**Exercise materials:**
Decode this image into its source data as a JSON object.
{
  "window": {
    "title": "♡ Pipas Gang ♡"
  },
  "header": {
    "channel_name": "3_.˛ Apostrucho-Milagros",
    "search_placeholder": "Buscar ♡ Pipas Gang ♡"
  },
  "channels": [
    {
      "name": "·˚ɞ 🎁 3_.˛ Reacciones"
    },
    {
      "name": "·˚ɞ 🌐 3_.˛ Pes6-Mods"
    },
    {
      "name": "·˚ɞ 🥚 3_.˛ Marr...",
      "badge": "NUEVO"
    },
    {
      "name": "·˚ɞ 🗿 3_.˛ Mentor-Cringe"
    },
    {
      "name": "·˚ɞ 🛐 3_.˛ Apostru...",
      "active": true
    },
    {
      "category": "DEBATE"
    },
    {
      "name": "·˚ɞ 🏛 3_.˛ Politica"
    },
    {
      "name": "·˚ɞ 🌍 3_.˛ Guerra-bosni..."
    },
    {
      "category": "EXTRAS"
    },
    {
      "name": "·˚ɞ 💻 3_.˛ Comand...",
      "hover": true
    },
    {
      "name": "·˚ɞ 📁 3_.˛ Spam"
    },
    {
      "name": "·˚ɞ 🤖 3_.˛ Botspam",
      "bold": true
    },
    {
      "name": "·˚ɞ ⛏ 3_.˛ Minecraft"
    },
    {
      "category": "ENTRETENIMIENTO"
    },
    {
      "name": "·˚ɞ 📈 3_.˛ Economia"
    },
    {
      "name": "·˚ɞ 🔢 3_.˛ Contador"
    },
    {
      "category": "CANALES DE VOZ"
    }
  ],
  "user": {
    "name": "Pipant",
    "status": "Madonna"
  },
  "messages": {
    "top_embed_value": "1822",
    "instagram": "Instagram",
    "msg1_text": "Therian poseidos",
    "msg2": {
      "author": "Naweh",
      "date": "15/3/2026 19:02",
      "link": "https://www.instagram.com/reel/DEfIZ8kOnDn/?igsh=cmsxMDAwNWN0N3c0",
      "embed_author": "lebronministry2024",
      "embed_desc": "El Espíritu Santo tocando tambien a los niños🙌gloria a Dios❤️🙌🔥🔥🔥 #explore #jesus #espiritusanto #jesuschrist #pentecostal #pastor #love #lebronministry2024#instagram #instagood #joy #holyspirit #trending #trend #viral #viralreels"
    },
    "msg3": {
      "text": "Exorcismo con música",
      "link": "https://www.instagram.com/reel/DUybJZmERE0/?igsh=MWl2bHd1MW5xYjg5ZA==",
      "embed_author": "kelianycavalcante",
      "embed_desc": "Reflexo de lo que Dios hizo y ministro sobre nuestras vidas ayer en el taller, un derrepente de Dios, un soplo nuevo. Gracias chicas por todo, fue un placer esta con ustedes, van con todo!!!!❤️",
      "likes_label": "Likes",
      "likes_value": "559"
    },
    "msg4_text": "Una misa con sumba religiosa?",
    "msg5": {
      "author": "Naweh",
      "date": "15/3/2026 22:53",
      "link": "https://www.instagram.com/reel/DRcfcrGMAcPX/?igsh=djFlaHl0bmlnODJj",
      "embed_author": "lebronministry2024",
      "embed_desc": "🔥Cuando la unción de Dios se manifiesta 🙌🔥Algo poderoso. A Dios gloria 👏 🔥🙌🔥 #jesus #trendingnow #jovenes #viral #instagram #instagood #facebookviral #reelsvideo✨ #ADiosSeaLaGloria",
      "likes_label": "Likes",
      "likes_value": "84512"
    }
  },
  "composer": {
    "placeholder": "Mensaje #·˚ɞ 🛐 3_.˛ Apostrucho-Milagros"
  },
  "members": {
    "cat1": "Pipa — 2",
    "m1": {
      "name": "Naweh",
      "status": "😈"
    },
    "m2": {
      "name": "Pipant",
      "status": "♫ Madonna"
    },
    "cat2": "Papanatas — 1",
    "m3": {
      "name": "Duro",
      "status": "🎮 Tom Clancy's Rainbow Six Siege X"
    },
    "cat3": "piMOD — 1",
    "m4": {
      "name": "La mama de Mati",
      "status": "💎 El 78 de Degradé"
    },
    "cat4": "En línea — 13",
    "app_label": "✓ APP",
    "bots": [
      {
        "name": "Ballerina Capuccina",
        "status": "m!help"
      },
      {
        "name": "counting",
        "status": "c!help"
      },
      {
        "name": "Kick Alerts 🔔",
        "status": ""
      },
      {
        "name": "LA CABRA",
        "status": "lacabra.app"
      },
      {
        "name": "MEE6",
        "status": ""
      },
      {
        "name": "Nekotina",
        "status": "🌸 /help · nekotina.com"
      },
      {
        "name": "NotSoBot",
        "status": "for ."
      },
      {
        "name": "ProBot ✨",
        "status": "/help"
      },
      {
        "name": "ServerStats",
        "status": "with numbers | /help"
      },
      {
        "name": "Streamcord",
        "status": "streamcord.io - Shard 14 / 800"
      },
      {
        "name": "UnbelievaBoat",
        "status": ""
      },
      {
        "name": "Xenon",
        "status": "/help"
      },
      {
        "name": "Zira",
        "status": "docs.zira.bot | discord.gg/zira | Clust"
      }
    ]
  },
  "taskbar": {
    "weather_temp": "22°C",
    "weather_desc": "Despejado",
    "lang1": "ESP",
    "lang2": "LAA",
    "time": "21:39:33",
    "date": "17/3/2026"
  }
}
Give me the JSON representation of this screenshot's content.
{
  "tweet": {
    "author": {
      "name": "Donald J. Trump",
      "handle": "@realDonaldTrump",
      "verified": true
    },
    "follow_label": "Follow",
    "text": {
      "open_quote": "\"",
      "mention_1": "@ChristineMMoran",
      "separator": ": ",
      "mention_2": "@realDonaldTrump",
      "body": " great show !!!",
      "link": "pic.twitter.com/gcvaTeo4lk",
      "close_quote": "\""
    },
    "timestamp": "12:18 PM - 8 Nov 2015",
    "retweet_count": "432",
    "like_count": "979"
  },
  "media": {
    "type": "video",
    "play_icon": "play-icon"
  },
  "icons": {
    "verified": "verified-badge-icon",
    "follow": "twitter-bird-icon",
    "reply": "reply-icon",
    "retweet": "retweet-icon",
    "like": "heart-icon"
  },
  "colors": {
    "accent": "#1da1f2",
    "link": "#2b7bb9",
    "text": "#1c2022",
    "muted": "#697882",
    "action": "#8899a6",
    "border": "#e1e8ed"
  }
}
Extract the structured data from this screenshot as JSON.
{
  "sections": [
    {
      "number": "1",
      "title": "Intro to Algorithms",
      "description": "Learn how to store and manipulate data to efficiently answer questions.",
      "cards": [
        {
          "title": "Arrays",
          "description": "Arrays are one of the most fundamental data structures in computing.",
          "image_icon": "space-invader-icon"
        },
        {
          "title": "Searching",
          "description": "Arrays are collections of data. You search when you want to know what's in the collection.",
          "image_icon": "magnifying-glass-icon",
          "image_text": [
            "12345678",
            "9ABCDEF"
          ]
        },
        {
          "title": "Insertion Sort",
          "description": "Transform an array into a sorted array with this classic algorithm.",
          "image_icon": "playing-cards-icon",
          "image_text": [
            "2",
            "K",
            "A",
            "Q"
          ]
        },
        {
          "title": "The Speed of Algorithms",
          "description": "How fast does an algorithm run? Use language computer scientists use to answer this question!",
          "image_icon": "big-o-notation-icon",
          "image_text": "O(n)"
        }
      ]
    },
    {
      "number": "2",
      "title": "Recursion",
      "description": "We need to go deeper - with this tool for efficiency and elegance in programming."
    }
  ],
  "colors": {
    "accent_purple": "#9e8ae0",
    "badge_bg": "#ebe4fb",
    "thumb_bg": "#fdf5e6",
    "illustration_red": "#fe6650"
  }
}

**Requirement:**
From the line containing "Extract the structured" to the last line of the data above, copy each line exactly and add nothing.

**Task response:**
Extract the structured data from this screenshot as JSON.
{
  "sections": [
    {
      "number": "1",
      "title": "Intro to Algorithms",
      "description": "Learn how to store and manipulate data to efficiently answer questions.",
      "cards": [
        {
          "title": "Arrays",
          "description": "Arrays are one of the most fundamental data structures in computing.",
          "image_icon": "space-invader-icon"
        },
        {
          "title": "Searching",
          "description": "Arrays are collections of data. You search when you want to know what's in the collection.",
          "image_icon": "magnifying-glass-icon",
          "image_text": [
            "12345678",
            "9ABCDEF"
          ]
        },
        {
          "title": "Insertion Sort",
          "description": "Transform an array into a sorted array with this classic algorithm.",
          "image_icon": "playing-cards-icon",
          "image_text": [
            "2",
            "K",
            "A",
            "Q"
          ]
        },
        {
          "title": "The Speed of Algorithms",
          "description": "How fast does an algorithm run? Use language computer scientists use to answer this question!",
          "image_icon": "big-o-notation-icon",
          "image_text": "O(n)"
        }
      ]
    },
    {
      "number": "2",
      "title": "Recursion",
      "description": "We need to go deeper - with this tool for efficiency and elegance in programming."
    }
  ],
  "colors": {
    "accent_purple": "#9e8ae0",
    "badge_bg": "#ebe4fb",
    "thumb_bg": "#fdf5e6",
    "illustration_red": "#fe6650"
  }
}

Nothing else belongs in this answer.